Go through the entries below, count every line with the string "yaml", and answer with only that number.

········

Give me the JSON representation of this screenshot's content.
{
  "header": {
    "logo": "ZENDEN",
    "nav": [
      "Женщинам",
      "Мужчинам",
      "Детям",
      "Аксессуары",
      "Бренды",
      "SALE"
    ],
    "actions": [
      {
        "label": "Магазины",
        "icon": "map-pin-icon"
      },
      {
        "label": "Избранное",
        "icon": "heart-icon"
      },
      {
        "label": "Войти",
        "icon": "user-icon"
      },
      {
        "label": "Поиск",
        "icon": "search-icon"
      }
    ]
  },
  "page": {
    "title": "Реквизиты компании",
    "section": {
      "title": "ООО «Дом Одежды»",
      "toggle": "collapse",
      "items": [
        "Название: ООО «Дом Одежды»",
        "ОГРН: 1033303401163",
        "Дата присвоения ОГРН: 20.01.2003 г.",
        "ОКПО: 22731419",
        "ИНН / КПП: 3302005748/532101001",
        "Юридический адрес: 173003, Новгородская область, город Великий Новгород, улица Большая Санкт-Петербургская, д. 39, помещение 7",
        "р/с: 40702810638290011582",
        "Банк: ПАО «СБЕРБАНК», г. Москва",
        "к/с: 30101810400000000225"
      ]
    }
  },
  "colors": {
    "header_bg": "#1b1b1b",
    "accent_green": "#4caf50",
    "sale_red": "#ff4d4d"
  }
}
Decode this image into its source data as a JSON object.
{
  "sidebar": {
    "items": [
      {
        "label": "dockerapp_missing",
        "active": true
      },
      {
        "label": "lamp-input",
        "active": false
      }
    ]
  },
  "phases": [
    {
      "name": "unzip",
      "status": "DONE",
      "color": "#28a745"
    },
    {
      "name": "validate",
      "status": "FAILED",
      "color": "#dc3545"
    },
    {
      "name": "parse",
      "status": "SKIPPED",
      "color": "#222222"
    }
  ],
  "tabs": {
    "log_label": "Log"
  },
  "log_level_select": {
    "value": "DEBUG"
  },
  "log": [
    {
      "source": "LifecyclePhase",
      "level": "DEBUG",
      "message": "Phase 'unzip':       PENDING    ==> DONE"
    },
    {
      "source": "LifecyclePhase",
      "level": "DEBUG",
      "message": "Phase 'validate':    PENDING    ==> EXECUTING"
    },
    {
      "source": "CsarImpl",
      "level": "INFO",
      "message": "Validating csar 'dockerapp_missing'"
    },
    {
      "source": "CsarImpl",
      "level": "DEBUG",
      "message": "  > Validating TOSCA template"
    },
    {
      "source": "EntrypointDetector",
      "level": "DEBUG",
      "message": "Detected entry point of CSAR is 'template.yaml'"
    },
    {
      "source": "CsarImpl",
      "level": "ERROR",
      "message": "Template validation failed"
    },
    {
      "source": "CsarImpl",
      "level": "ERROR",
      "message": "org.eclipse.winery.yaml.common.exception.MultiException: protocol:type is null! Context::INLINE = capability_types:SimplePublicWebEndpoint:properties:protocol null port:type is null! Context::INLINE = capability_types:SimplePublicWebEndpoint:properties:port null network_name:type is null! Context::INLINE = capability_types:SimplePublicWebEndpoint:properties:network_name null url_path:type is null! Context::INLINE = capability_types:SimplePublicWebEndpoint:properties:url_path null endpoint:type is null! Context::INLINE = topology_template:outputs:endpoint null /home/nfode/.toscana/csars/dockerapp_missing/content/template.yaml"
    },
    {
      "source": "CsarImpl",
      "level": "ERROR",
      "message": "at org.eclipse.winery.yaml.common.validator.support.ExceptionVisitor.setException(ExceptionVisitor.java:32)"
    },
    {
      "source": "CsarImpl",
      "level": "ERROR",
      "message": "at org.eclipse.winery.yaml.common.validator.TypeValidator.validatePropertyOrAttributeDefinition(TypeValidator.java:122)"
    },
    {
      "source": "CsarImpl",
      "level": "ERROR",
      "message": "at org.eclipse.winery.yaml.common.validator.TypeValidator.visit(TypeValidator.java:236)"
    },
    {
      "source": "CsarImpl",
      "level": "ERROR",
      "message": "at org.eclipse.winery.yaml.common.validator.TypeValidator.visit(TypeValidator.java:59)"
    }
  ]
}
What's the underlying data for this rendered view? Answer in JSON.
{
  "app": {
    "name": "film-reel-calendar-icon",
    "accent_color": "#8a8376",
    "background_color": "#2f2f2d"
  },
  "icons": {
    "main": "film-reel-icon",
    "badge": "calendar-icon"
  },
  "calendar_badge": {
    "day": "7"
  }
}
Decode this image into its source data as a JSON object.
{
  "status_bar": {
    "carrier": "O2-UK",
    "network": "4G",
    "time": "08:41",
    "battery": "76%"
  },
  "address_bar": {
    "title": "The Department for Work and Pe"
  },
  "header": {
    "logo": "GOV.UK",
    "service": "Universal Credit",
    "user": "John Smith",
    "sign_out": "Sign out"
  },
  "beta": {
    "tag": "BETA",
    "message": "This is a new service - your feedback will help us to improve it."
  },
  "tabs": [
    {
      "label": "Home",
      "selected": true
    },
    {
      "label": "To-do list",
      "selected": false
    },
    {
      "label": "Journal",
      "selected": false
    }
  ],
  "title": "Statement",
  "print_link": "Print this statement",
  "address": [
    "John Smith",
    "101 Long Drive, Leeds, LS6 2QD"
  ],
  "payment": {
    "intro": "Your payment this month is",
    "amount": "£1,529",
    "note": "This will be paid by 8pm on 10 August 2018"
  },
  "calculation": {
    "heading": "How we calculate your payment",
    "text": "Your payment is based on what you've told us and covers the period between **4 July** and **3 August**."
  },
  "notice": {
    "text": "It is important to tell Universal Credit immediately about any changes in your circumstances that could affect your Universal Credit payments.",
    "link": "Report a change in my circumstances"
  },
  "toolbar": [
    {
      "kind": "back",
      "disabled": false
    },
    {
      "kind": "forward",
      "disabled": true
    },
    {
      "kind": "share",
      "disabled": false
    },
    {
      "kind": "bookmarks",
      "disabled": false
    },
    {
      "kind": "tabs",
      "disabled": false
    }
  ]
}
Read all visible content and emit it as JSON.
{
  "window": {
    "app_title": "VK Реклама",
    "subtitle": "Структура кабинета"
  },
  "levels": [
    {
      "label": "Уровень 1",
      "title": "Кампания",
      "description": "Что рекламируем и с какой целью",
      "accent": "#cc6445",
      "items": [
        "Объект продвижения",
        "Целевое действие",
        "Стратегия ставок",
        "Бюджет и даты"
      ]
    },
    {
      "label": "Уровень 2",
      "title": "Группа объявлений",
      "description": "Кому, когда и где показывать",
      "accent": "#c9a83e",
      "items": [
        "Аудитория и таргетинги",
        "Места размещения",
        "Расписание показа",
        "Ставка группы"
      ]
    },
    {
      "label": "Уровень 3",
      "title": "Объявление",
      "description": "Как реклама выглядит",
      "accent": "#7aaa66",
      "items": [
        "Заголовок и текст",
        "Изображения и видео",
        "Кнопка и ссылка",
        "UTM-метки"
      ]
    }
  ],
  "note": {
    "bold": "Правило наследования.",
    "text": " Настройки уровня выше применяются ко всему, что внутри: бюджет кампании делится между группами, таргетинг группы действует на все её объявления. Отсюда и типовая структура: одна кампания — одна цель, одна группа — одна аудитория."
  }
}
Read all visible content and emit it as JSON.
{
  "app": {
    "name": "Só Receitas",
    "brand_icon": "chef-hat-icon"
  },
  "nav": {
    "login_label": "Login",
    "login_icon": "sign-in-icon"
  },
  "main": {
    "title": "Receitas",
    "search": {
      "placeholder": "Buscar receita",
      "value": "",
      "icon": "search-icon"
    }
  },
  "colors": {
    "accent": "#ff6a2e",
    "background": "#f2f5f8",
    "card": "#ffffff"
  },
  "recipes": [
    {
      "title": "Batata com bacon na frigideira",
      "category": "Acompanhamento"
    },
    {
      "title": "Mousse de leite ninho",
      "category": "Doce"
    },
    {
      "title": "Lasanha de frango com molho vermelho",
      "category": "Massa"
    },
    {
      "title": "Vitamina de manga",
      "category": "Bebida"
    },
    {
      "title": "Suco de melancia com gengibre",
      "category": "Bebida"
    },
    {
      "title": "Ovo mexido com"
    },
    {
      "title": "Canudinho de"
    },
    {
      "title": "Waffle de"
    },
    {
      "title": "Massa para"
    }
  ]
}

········

§ **RESPONSE TO THE EXERCISE**:
6